“For a very long time I put it to the back of my mind, and occasionally thought about it, and very nearly gave up on doing it,” says Kieran over a pot of tea at Café Concerto.
“It’s an hour and 15 minute film and I thought that’s ridiculous.”
But then he began to investigate other modern musical treatments of the movie. “I was watching some clips on YouTube with the film set to music and some of it was dank, dour, dark existential angst-ridden stuff, presumably focusing on his deadpan expression.
“Then I heard a Radiohead-style version – and that’s just not right.”
Finally inspiration struck. “There was this one bit of the film that really started it for me. Between the two sets of wheels on the train you have a connecting rod.
“Keaton was sitting on this connecting rod going up and down, up and down. That was the first moment I thought, ‘Ah, I could do something with this.’ I came up with this quirky, Prokofiev-type idea.”

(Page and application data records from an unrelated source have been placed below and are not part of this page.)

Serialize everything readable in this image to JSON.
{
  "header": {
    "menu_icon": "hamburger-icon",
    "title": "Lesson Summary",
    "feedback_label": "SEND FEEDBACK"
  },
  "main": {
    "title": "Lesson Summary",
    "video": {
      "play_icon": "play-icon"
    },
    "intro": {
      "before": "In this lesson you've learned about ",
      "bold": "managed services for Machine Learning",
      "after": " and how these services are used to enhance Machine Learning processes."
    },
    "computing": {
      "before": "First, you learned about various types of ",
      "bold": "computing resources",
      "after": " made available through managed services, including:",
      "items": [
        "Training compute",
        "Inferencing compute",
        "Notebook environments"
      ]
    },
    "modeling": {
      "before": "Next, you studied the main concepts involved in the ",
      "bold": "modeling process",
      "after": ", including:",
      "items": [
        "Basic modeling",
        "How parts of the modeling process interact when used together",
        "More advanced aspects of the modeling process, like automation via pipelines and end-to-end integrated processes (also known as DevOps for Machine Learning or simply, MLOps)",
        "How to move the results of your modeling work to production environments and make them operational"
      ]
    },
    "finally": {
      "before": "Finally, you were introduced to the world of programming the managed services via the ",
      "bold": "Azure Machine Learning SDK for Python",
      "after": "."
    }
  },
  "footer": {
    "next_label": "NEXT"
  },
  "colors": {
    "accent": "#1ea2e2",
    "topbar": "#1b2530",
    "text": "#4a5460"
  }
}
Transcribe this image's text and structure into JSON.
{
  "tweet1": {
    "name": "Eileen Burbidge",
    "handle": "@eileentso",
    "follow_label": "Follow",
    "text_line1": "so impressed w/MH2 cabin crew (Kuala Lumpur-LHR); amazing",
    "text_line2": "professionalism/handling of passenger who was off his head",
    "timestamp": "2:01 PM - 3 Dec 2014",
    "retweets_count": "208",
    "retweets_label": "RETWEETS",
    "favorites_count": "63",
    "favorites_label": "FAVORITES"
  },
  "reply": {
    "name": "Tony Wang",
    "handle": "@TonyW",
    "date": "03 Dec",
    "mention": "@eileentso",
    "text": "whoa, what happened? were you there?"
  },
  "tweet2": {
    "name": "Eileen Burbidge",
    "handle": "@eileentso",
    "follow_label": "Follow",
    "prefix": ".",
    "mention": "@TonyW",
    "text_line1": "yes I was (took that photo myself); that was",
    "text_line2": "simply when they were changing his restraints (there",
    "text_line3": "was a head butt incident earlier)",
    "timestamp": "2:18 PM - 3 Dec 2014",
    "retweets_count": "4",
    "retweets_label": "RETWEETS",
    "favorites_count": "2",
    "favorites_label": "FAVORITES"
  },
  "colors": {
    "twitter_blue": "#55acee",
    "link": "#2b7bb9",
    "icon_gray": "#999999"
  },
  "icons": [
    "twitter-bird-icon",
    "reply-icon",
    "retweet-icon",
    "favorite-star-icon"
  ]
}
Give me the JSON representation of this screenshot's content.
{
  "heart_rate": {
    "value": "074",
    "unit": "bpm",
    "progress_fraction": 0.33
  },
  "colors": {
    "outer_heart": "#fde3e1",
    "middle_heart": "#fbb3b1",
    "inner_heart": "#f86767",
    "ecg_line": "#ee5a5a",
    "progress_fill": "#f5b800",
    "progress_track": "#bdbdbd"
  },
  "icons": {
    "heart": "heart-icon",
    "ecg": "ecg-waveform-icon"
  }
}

From that moment on Kieran worked feverishly on the score, finishing it in only 11 days.
The detail is incredible. “It’s a nanosecond by nanosecond matching of everything that’s happening on screen,” he said.
Many in York will know Kieran: he has taught countless people to play the piano, performed in venues across the city and is often seen busking outside the Minster at his battered upright, come rain or shine.
A remarkably gifted musician, he has the Bill Bailey-like ability to play any tune in any style on a whim.
It is a talent he has put to good use for The General. Among the pieces of music referenced in the score are Queen’s I Want To Ride My Bicycle, the theme from Superman, a ragtime version of the 1812 Overture and Suspicious Minds in the style of Debussy.
Kieran reckons there are 70 of these references. “There’s quotes ranging from Pachelbel’s Canon as the earliest one to stuff like the theme music from Bullseye which is probably the latest.”
If you’re wondering, a snippet of the Bullseye theme occurs as the Unionist soldiers are targeted by a cannonball.
“It goes from real pathos to to very silly in the big finale,” he said. “The film itself featured the most expensive shot in silent film history, which was the collapse of the River Rock Bridge, which in today’s money would have cost about half a million pounds.
“When that happens and the crane falls into the water, I do this really apocalyptic type of thing on the piano.”
While Kieran has incorporated many playful allusions in the score, his original music, including a recurring love theme, adds extra depth to The General.
In his five previous performances he’s had an overwhelmingly positive response from audiences, including a standing ovation. “The feedback was I’d contributed another layer of comedy, whilst being true to the film.”
Kieran admits that he was at a low ebb before composing the score for The General, which transformed his outlook.
“The whole process of writing and performing, I just knew that’s what I should have been doing my entire life,” he says. “I don’t like the word, it’s overused – but it was a real epiphany.”
Kieran is continuing to play across York as a solo artist and with his musician wife Kate in their ambient duo Siren.
But he is looking to work with filmmakers on more scores for movies which are perhaps a little bit more up to date than Buster Keaton’s classic.